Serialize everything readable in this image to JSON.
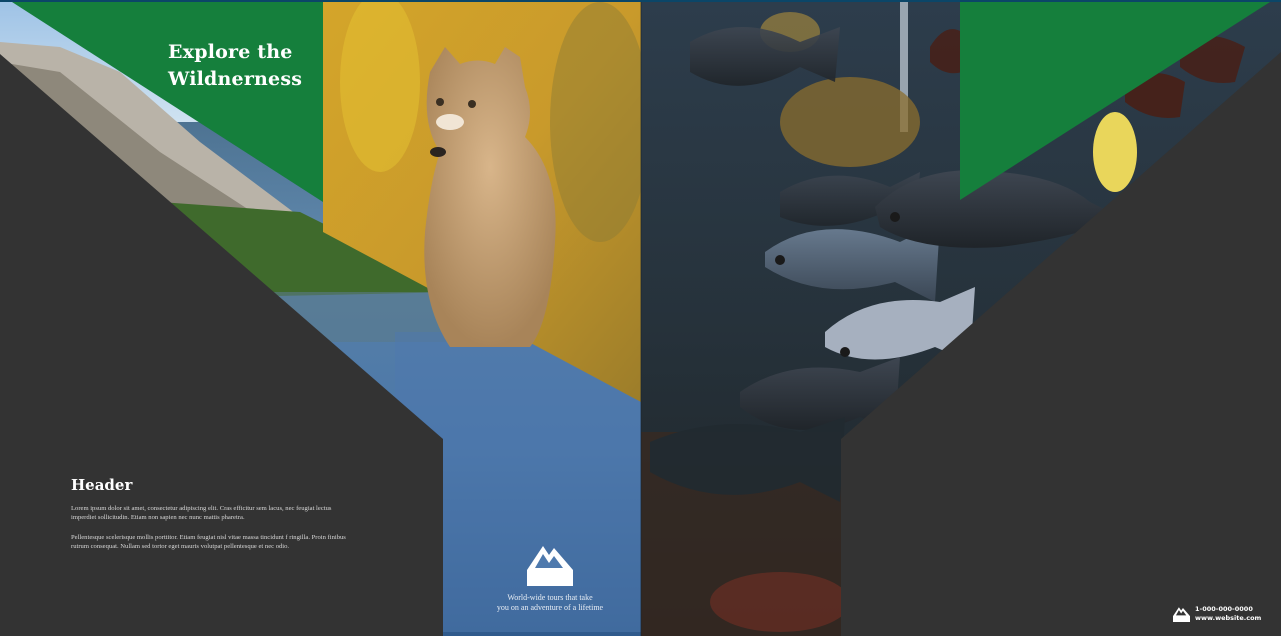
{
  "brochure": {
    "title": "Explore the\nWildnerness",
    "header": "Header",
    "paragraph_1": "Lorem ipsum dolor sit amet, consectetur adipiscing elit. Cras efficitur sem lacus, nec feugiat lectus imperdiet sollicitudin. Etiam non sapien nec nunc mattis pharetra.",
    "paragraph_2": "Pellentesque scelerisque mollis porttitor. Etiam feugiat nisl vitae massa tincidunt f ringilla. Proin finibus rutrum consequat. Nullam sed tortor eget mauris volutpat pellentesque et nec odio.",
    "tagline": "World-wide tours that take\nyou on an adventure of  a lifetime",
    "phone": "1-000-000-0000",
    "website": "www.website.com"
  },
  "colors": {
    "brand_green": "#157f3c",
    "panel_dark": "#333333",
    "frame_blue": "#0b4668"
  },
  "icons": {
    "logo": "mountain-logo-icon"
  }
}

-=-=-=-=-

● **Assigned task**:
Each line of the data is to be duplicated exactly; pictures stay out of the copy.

● **Exercise result**:
Serialize everything readable in this image to JSON.
{
  "brochure": {
    "title": "Explore the\nWildnerness",
    "header": "Header",
    "paragraph_1": "Lorem ipsum dolor sit amet, consectetur adipiscing elit. Cras efficitur sem lacus, nec feugiat lectus imperdiet sollicitudin. Etiam non sapien nec nunc mattis pharetra.",
    "paragraph_2": "Pellentesque scelerisque mollis porttitor. Etiam feugiat nisl vitae massa tincidunt f ringilla. Proin finibus rutrum consequat. Nullam sed tortor eget mauris volutpat pellentesque et nec odio.",
    "tagline": "World-wide tours that take\nyou on an adventure of  a lifetime",
    "phone": "1-000-000-0000",
    "website": "www.website.com"
  },
  "colors": {
    "brand_green": "#157f3c",
    "panel_dark": "#333333",
    "frame_blue": "#0b4668"
  },
  "icons": {
    "logo": "mountain-logo-icon"
  }
}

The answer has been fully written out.